-The sooner an ESRD Patient gets a kidney, the better the outcomes are
-The longer the graft survives, the longer the patient survives
-The younger the recipient, more likely he/she will outlast the graft, and when that happens, they still have blood vessels and peritoneum in a good shape to last long enough
-It results in more patients with ESRD staying away from dialysis thus decreasing the budget deficit of medicare, which is the main coverage provider for patients with kidney disease
However, being a major and a fairly comprehensive shuffling of criteria by UNOS, major ethical, political, medical debates over the rationale of rationing will soon follow. More interesting would be to know what happens to the existing list where the older patients already predominate the higher parts of ‘the list’. With my quick research, I found out that a separate group will be formed for the youngest of the waiting list, so the younger kidneys are more likely to end up in younger patients. And the rest would follow in real time.

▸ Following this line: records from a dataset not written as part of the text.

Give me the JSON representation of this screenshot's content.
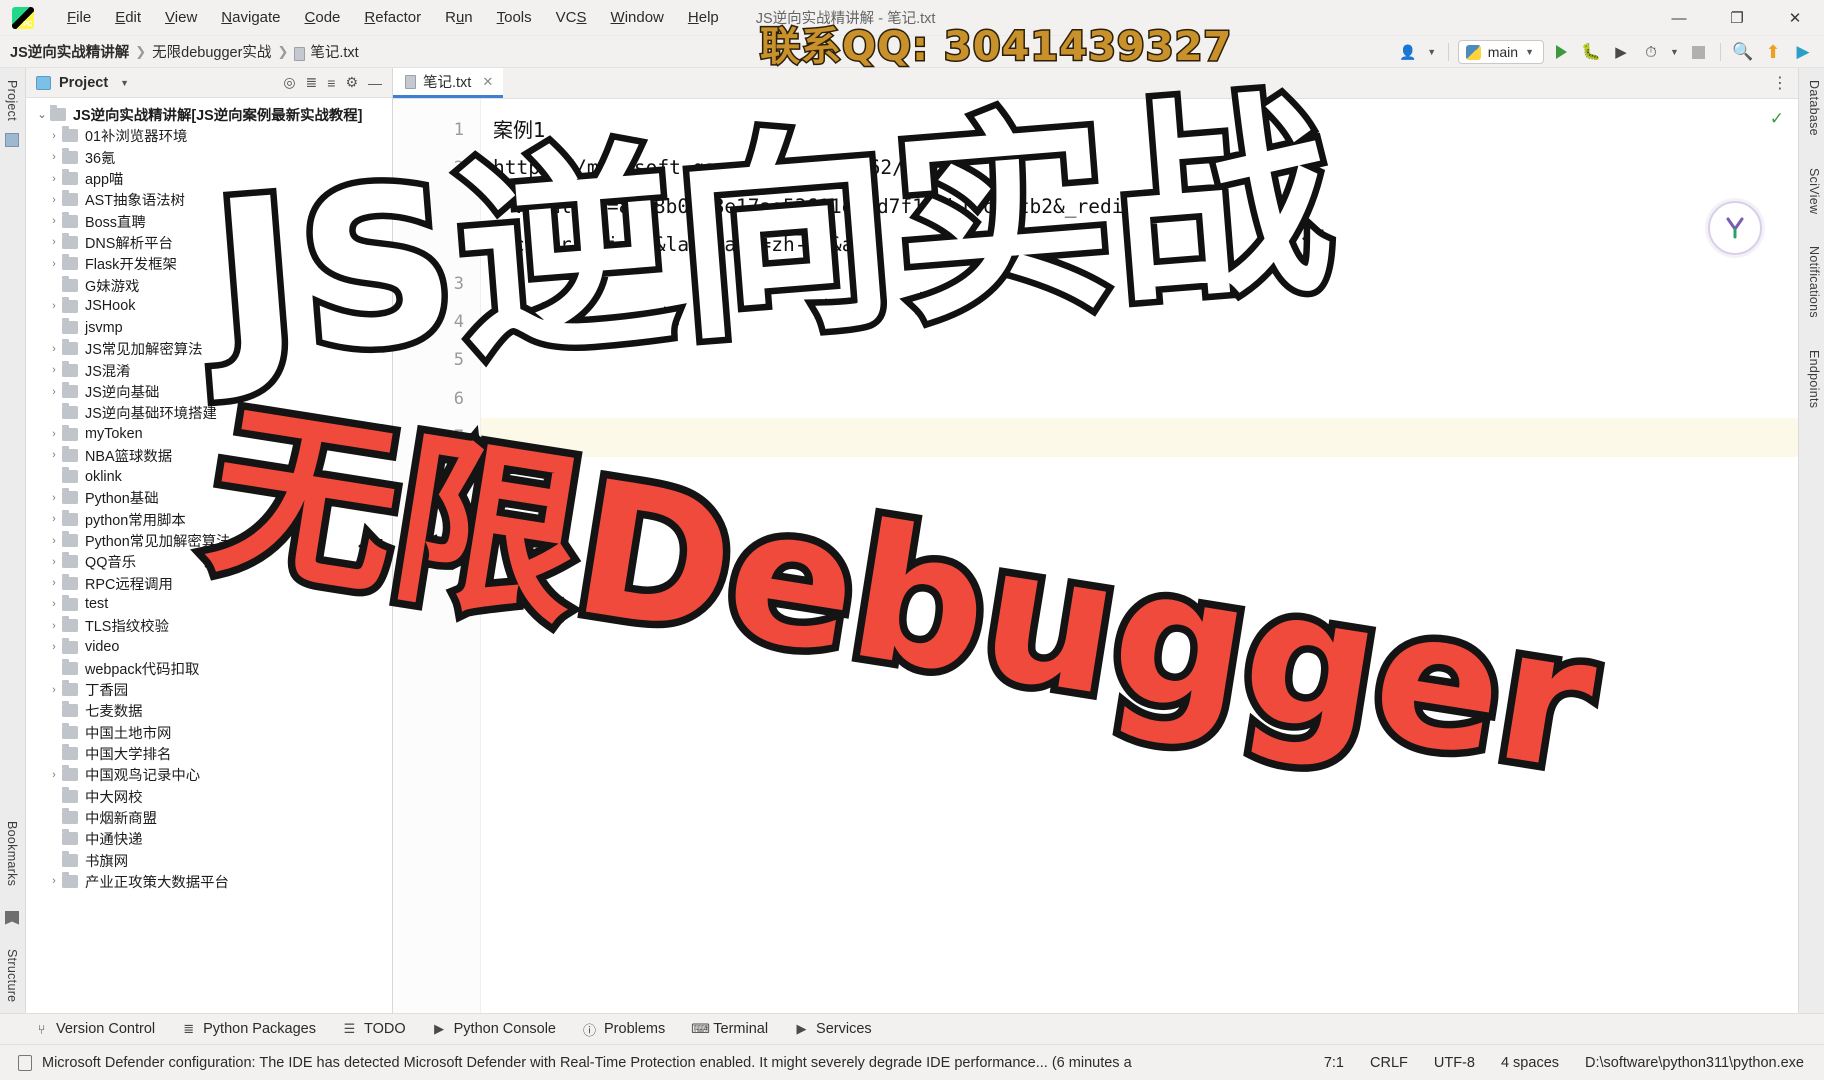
{
  "window": {
    "title": "JS逆向实战精讲解 - 笔记.txt",
    "app_icon": "pycharm-logo-icon",
    "minimize": "—",
    "maximize": "❐",
    "close": "✕"
  },
  "menu": {
    "items": [
      {
        "label": "File",
        "mnemonic": "F"
      },
      {
        "label": "Edit",
        "mnemonic": "E"
      },
      {
        "label": "View",
        "mnemonic": "V"
      },
      {
        "label": "Navigate",
        "mnemonic": "N"
      },
      {
        "label": "Code",
        "mnemonic": "C"
      },
      {
        "label": "Refactor",
        "mnemonic": "R"
      },
      {
        "label": "Run",
        "mnemonic": "u"
      },
      {
        "label": "Tools",
        "mnemonic": "T"
      },
      {
        "label": "VCS",
        "mnemonic": "S"
      },
      {
        "label": "Window",
        "mnemonic": "W"
      },
      {
        "label": "Help",
        "mnemonic": "H"
      }
    ]
  },
  "breadcrumb": {
    "items": [
      "JS逆向实战精讲解",
      "无限debugger实战",
      "笔记.txt"
    ],
    "separator": "❯"
  },
  "toolbar": {
    "user_icon": "user-account-icon",
    "run_config": {
      "label": "main",
      "icon": "python-file-icon",
      "caret": "▼"
    },
    "run_label": "Run",
    "debug_label": "Debug",
    "run_coverage_label": "Run with Coverage",
    "profile_label": "Profile",
    "stop_label": "Stop",
    "search_label": "Search Everywhere",
    "search_icon": "magnifier-icon",
    "update_icon": "update-project-icon",
    "ai_icon": "ai-assistant-icon"
  },
  "project_panel": {
    "title": "Project",
    "dropdown_caret": "▼",
    "icons": [
      "select-opened-file-icon",
      "expand-all-icon",
      "collapse-all-icon",
      "settings-gear-icon",
      "hide-panel-icon"
    ],
    "tree": [
      {
        "label": "JS逆向实战精讲解",
        "suffix": " [JS逆向案例最新实战教程]",
        "arrow": "⌄",
        "depth": 0,
        "root": true
      },
      {
        "label": "01补浏览器环境",
        "arrow": "›",
        "depth": 1
      },
      {
        "label": "36氪",
        "arrow": "›",
        "depth": 1
      },
      {
        "label": "app喵",
        "arrow": "›",
        "depth": 1
      },
      {
        "label": "AST抽象语法树",
        "arrow": "›",
        "depth": 1
      },
      {
        "label": "Boss直聘",
        "arrow": "›",
        "depth": 1
      },
      {
        "label": "DNS解析平台",
        "arrow": "›",
        "depth": 1
      },
      {
        "label": "Flask开发框架",
        "arrow": "›",
        "depth": 1
      },
      {
        "label": "G妹游戏",
        "arrow": "",
        "depth": 1
      },
      {
        "label": "JSHook",
        "arrow": "›",
        "depth": 1
      },
      {
        "label": "jsvmp",
        "arrow": "",
        "depth": 1
      },
      {
        "label": "JS常见加解密算法",
        "arrow": "›",
        "depth": 1
      },
      {
        "label": "JS混淆",
        "arrow": "›",
        "depth": 1
      },
      {
        "label": "JS逆向基础",
        "arrow": "›",
        "depth": 1
      },
      {
        "label": "JS逆向基础环境搭建",
        "arrow": "",
        "depth": 1
      },
      {
        "label": "myToken",
        "arrow": "›",
        "depth": 1
      },
      {
        "label": "NBA篮球数据",
        "arrow": "›",
        "depth": 1
      },
      {
        "label": "oklink",
        "arrow": "",
        "depth": 1
      },
      {
        "label": "Python基础",
        "arrow": "›",
        "depth": 1
      },
      {
        "label": "python常用脚本",
        "arrow": "›",
        "depth": 1
      },
      {
        "label": "Python常见加解密算法",
        "arrow": "›",
        "depth": 1
      },
      {
        "label": "QQ音乐",
        "arrow": "›",
        "depth": 1
      },
      {
        "label": "RPC远程调用",
        "arrow": "›",
        "depth": 1
      },
      {
        "label": "test",
        "arrow": "›",
        "depth": 1
      },
      {
        "label": "TLS指纹校验",
        "arrow": "›",
        "depth": 1
      },
      {
        "label": "video",
        "arrow": "›",
        "depth": 1
      },
      {
        "label": "webpack代码扣取",
        "arrow": "",
        "depth": 1
      },
      {
        "label": "丁香园",
        "arrow": "›",
        "depth": 1
      },
      {
        "label": "七麦数据",
        "arrow": "",
        "depth": 1
      },
      {
        "label": "中国土地市网",
        "arrow": "",
        "depth": 1
      },
      {
        "label": "中国大学排名",
        "arrow": "",
        "depth": 1
      },
      {
        "label": "中国观鸟记录中心",
        "arrow": "›",
        "depth": 1
      },
      {
        "label": "中大网校",
        "arrow": "",
        "depth": 1
      },
      {
        "label": "中烟新商盟",
        "arrow": "",
        "depth": 1
      },
      {
        "label": "中通快递",
        "arrow": "",
        "depth": 1
      },
      {
        "label": "书旗网",
        "arrow": "",
        "depth": 1
      },
      {
        "label": "产业正攻策大数据平台",
        "arrow": "›",
        "depth": 1
      }
    ]
  },
  "editor": {
    "tab": {
      "label": "笔记.txt",
      "icon": "text-file-icon",
      "close": "✕"
    },
    "options_icon": "more-options-icon",
    "inspection_ok": "✓",
    "sciview_icon": "sciview-icon",
    "lines": [
      {
        "num": "1",
        "text": "案例1",
        "cjk": true
      },
      {
        "num": "2",
        "text": "https://m.pgsoft-games.com/1543462/index",
        "cjk": false
      },
      {
        "num": "",
        "text": ".html?ot=82b8b0f88e17ae53611e6dd7f167b1dcb1tb2&_redirect",
        "cjk": false,
        "cont": true
      },
      {
        "num": "",
        "text": "com&ri=ti=1s&language=zh-cn&a",
        "cjk": false,
        "cont": true
      },
      {
        "num": "3",
        "text": "",
        "cjk": false
      },
      {
        "num": "4",
        "text": "",
        "cjk": false
      },
      {
        "num": "5",
        "text": "",
        "cjk": false
      },
      {
        "num": "6",
        "text": "",
        "cjk": false
      },
      {
        "num": "7",
        "text": "",
        "cjk": false,
        "caret": true
      },
      {
        "num": "8",
        "text": "",
        "cjk": false
      },
      {
        "num": "9",
        "text": "",
        "cjk": false
      },
      {
        "num": "10",
        "text": "",
        "cjk": false
      }
    ]
  },
  "left_stripe": {
    "top_label": "Project",
    "bookmarks_label": "Bookmarks",
    "structure_label": "Structure"
  },
  "right_stripe": {
    "labels": [
      "Database",
      "SciView",
      "Notifications",
      "Endpoints"
    ]
  },
  "bottom_bar": {
    "items": [
      {
        "label": "Version Control",
        "icon": "branch-icon"
      },
      {
        "label": "Python Packages",
        "icon": "packages-icon"
      },
      {
        "label": "TODO",
        "icon": "todo-list-icon"
      },
      {
        "label": "Python Console",
        "icon": "python-console-icon"
      },
      {
        "label": "Problems",
        "icon": "problems-icon"
      },
      {
        "label": "Terminal",
        "icon": "terminal-icon"
      },
      {
        "label": "Services",
        "icon": "services-icon"
      }
    ]
  },
  "status_bar": {
    "message": "Microsoft Defender configuration: The IDE has detected Microsoft Defender with Real-Time Protection enabled. It might severely degrade IDE performance... (6 minutes a",
    "message_icon": "notification-icon",
    "caret_position": "7:1",
    "line_separator": "CRLF",
    "encoding": "UTF-8",
    "indent": "4 spaces",
    "interpreter": "D:\\software\\python311\\python.exe"
  },
  "watermarks": {
    "qq": "联系QQ: 3041439327",
    "qq_color": "#c8912c",
    "title_main": "JS逆向实战",
    "title_main_color": "#ffffff",
    "title_sub": "无限Debugger",
    "title_sub_color": "#f04a3c",
    "outline_color": "#111111"
  }
}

While this change is very appropriate where there organ scarcity and government is spending for the care of recipients, it raises an important question about healthcare that should be, by principle, equally distributed and equally available to everyone. If implemented, the same effect is bound to trickle down other aspects of health care, like end of life care, therapies for malignancies and end stage heart disease. The infamous “death panels” come to mind. But no matter what name they are given, such panels are important for healthcare, where everyone is fighting for a bite.

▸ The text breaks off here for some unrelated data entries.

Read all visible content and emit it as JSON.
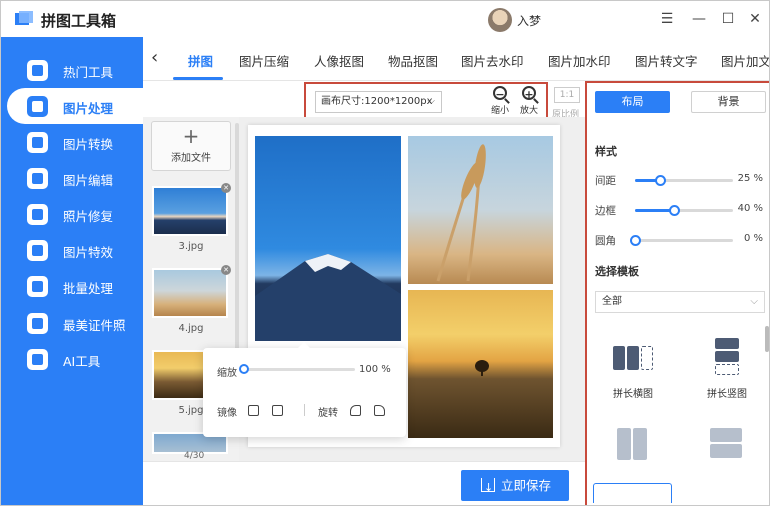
{
  "app": {
    "title": "拼图工具箱",
    "username": "入梦"
  },
  "window_controls": {
    "menu": "☰",
    "minimize": "—",
    "maximize": "☐",
    "close": "✕"
  },
  "sidebar": {
    "items": [
      {
        "label": "热门工具",
        "icon": "tools-icon"
      },
      {
        "label": "图片处理",
        "icon": "image-process-icon",
        "active": true
      },
      {
        "label": "图片转换",
        "icon": "image-convert-icon"
      },
      {
        "label": "图片编辑",
        "icon": "image-edit-icon"
      },
      {
        "label": "照片修复",
        "icon": "photo-repair-icon"
      },
      {
        "label": "图片特效",
        "icon": "image-effect-icon"
      },
      {
        "label": "批量处理",
        "icon": "batch-icon"
      },
      {
        "label": "最美证件照",
        "icon": "id-photo-icon"
      },
      {
        "label": "AI工具",
        "icon": "ai-icon"
      }
    ]
  },
  "tabs": [
    {
      "label": "拼图",
      "active": true
    },
    {
      "label": "图片压缩"
    },
    {
      "label": "人像抠图"
    },
    {
      "label": "物品抠图"
    },
    {
      "label": "图片去水印"
    },
    {
      "label": "图片加水印"
    },
    {
      "label": "图片转文字"
    },
    {
      "label": "图片加文"
    }
  ],
  "toolbar": {
    "canvas_size": "画布尺寸:1200*1200px",
    "zoom_out": "缩小",
    "zoom_in": "放大",
    "ratio_button": "1:1",
    "ratio_label": "原比例"
  },
  "files": {
    "add_label": "添加文件",
    "items": [
      {
        "name": "3.jpg"
      },
      {
        "name": "4.jpg"
      },
      {
        "name": "5.jpg"
      }
    ],
    "page_count": "4/30"
  },
  "popover": {
    "zoom_label": "缩放",
    "zoom_value": "100 %",
    "zoom_fraction": 0,
    "mirror_label": "镜像",
    "rotate_label": "旋转"
  },
  "save_button": "立即保存",
  "right_panel": {
    "seg_layout": "布局",
    "seg_background": "背景",
    "style_title": "样式",
    "sliders": [
      {
        "label": "间距",
        "value": 25,
        "display": "25 %"
      },
      {
        "label": "边框",
        "value": 40,
        "display": "40 %"
      },
      {
        "label": "圆角",
        "value": 0,
        "display": "0 %"
      }
    ],
    "template_title": "选择模板",
    "template_select": "全部",
    "templates": [
      {
        "label": "拼长横图"
      },
      {
        "label": "拼长竖图"
      }
    ]
  },
  "colors": {
    "accent": "#2b7ff6",
    "highlight_border": "#c84a3c"
  }
}
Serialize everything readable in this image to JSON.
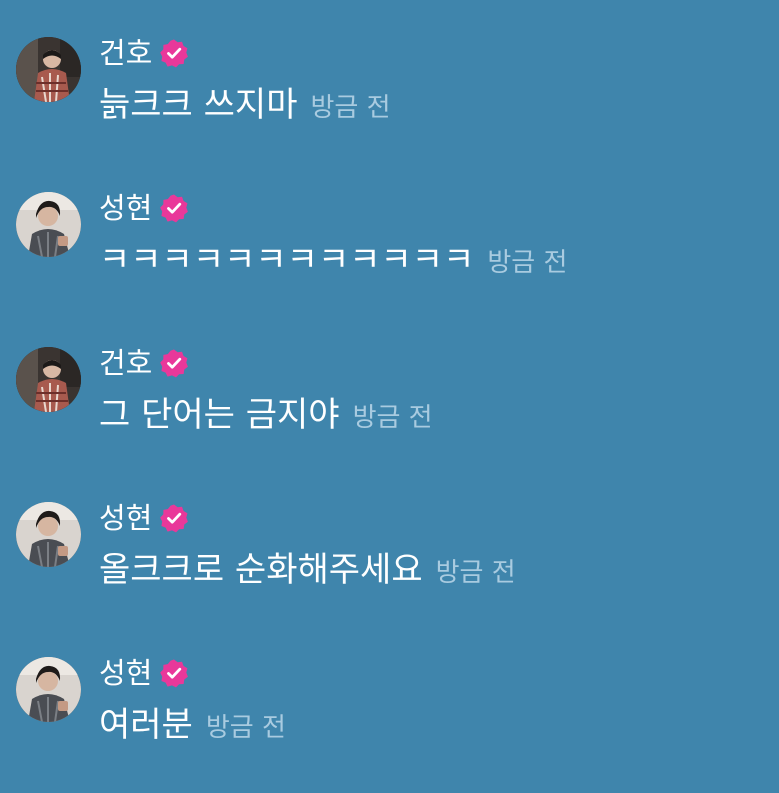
{
  "colors": {
    "background": "#3f85ac",
    "text": "#ffffff",
    "timestamp": "#a9cbe0",
    "verified_badge": "#e9389a"
  },
  "messages": [
    {
      "author": "건호",
      "verified": true,
      "avatar": "user-avatar-geonho",
      "text": "늙크크 쓰지마",
      "time": "방금 전"
    },
    {
      "author": "성현",
      "verified": true,
      "avatar": "user-avatar-seonghyeon",
      "text": "ㅋㅋㅋㅋㅋㅋㅋㅋㅋㅋㅋㅋ",
      "time": "방금 전"
    },
    {
      "author": "건호",
      "verified": true,
      "avatar": "user-avatar-geonho",
      "text": "그 단어는 금지야",
      "time": "방금 전"
    },
    {
      "author": "성현",
      "verified": true,
      "avatar": "user-avatar-seonghyeon",
      "text": "올크크로 순화해주세요",
      "time": "방금 전"
    },
    {
      "author": "성현",
      "verified": true,
      "avatar": "user-avatar-seonghyeon",
      "text": "여러분",
      "time": "방금 전"
    }
  ]
}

Some questions arise that cannot be left unaddressed. Medicare only pays for patients for a limited period for post transplant medications and one of the major reasons for failed transplants is non-adherence to those much needed medications, due to prohibitive costs. Should we then prioritize rich recipients over poor ones? Patients that are/were more productive over the unemployed?
While trying to get away from discrimination, do we end up doing just that? Can judgment based on sound scientific evidence and strong statistical data be accused of being discriminatory? Should we stratify both recipients and donor kidneys based on characters to form multiple short waiting lists?
Health policies are made based on population studies and statistical analysis, emphasizing greatest good for the greatest number. Rightfully so, because, when there are way too many people wanting the cake, some one has to decide, who benefits the most by having it, based on available scientific evidence. But more importantly, whoever gets the power to decide will take the blame for playing god.
The policies based on outcomes or consequences are more meaningful than those based on principle without support.
While I am writing this, a random thought flickers and I wonder if there is an end to our dependence on donated organs. Is there an implantable metallic kidney in the future, ending this rough battle for the ‘beans’?